Work instructions –
Nothing but the lines from the one containing "Enumerate this screenshot's" to the end of the records below should be output, each exactly as written.

Data provided –
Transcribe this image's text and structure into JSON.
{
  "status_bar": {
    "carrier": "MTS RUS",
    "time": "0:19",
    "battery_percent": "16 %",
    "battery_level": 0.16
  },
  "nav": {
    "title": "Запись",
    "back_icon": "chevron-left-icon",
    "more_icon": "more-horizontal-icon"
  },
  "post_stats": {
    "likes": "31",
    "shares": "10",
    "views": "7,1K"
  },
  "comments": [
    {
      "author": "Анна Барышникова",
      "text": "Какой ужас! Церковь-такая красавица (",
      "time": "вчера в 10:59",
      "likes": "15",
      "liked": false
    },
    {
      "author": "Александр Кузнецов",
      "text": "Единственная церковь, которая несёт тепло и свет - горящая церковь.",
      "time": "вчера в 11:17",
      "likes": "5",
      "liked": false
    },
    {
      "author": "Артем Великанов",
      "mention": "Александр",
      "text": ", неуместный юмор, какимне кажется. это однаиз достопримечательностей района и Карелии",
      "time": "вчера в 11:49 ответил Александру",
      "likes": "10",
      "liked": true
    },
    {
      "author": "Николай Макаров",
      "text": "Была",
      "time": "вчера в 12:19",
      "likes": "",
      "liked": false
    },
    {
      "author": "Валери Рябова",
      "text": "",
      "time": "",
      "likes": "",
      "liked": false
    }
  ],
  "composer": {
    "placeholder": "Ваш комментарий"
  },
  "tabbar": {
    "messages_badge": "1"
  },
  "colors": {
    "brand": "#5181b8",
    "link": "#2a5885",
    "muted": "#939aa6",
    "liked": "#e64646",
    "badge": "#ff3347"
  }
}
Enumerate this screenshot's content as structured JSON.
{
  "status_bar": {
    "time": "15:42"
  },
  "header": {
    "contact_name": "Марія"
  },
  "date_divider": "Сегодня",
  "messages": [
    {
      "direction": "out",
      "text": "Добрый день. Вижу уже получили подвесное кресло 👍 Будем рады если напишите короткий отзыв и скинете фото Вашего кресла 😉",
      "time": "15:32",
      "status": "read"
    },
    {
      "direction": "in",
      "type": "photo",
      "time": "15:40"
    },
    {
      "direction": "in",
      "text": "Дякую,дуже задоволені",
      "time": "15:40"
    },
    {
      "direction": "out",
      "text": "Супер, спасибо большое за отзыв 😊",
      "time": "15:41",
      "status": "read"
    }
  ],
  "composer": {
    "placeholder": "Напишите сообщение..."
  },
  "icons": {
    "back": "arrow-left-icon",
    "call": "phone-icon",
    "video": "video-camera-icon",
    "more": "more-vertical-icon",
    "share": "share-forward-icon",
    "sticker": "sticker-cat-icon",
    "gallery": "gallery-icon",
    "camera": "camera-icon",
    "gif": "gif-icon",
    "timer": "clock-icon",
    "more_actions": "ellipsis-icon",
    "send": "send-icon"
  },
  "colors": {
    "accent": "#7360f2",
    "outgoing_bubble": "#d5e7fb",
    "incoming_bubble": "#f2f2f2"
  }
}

Reply –
Enumerate this screenshot's content as structured JSON.
{
  "status_bar": {
    "time": "15:42"
  },
  "header": {
    "contact_name": "Марія"
  },
  "date_divider": "Сегодня",
  "messages": [
    {
      "direction": "out",
      "text": "Добрый день. Вижу уже получили подвесное кресло 👍 Будем рады если напишите короткий отзыв и скинете фото Вашего кресла 😉",
      "time": "15:32",
      "status": "read"
    },
    {
      "direction": "in",
      "type": "photo",
      "time": "15:40"
    },
    {
      "direction": "in",
      "text": "Дякую,дуже задоволені",
      "time": "15:40"
    },
    {
      "direction": "out",
      "text": "Супер, спасибо большое за отзыв 😊",
      "time": "15:41",
      "status": "read"
    }
  ],
  "composer": {
    "placeholder": "Напишите сообщение..."
  },
  "icons": {
    "back": "arrow-left-icon",
    "call": "phone-icon",
    "video": "video-camera-icon",
    "more": "more-vertical-icon",
    "share": "share-forward-icon",
    "sticker": "sticker-cat-icon",
    "gallery": "gallery-icon",
    "camera": "camera-icon",
    "gif": "gif-icon",
    "timer": "clock-icon",
    "more_actions": "ellipsis-icon",
    "send": "send-icon"
  },
  "colors": {
    "accent": "#7360f2",
    "outgoing_bubble": "#d5e7fb",
    "incoming_bubble": "#f2f2f2"
  }
}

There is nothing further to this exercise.